WHAT DOES THE IMPAROLE SPEECH THERAPIST DO IN REHABILITATION DO? HOW DOES IT HELP CHILD AND PARENTS?
In the rehabilitation of fluency different approaches can be used, but all have as a common basis the involvement of parents.
Through a family counselling with the speech therapist and, in cases where deemed necessary, also with the psychotherapist, we try to understand together with the parents what strategies could be adopted at home to facilitate the fluency of the child.
In many cases, in fact, when the child is very small, the intervention is indirect.
Through the networking between speech therapist and parents, it is possible to solve the problem without an intervention on the child.

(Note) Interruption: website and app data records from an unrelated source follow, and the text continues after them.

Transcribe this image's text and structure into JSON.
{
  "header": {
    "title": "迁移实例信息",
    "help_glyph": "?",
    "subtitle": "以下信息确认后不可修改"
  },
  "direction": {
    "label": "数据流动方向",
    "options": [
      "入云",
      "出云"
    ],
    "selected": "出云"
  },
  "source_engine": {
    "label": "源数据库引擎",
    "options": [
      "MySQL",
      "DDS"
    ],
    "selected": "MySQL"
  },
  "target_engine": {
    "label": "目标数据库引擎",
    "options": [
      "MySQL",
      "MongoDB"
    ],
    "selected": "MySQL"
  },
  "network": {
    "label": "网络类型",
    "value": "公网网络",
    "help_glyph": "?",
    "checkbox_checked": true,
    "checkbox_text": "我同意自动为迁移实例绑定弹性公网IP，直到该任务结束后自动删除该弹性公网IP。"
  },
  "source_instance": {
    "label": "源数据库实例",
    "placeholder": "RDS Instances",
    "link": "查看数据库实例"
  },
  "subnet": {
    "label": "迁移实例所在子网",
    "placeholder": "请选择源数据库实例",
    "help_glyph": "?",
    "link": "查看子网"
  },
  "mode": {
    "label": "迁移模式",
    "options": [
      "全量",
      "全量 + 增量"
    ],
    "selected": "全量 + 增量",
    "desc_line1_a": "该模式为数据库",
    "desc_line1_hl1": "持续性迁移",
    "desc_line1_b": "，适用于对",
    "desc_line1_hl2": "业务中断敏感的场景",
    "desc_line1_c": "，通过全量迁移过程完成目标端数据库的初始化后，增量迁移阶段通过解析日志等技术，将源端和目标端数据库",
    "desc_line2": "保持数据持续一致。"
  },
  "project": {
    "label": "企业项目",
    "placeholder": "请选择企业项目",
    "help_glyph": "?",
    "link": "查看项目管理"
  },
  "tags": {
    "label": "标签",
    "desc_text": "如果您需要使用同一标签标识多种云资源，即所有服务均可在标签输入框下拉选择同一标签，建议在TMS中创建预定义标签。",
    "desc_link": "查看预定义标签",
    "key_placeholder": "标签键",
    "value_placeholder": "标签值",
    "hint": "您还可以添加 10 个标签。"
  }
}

In other cases, however, when the child is larger and active in therapy, he or she tries to identify the most suitable strategies for overcoming the difficulties linked to the rhythm of the interview, breathing, speed and insecurity.
WHAT MATERIALS DOES THE SPEECH THERAPIST USE IN THERAPY?
The speech therapist proposes both specific exercises: breathing techniques, slowing down the speed of speech and so on, as well as playful activities such as singing a song, telling one’s own experience at different speeds etc…..
HOW MANY TIMES A WEEK DOES THE SPEECH THERAPIST SEE THE CHILD?
Logopedical therapy for dysfluence is one-weekly.
HOW CAN THE PARENT HELP THE CHILD EVERY DAY?
In order to help parents understand the child’s difficulties and above all to overcome them, the speech therapist needs to understand what the behaviour of flu at home is.
For this reason, monitoring interviews are planned with parents where there is an exchange, a comparison between what emerges in therapy and what emerges at home.
Parents are advised to adopt communicative strategies to promote a better fluidity in the child’s language.
HOW DOES THE SPEECH THERAPIST WORK WITH THE TEACHER?
The speech therapist plans interviews with teachers, to understand how the child lives in school his or her difficulties related to fluency and understand how these can affect relations with peers and teachers, not to help the child’s self-esteem and therefore his or her experience.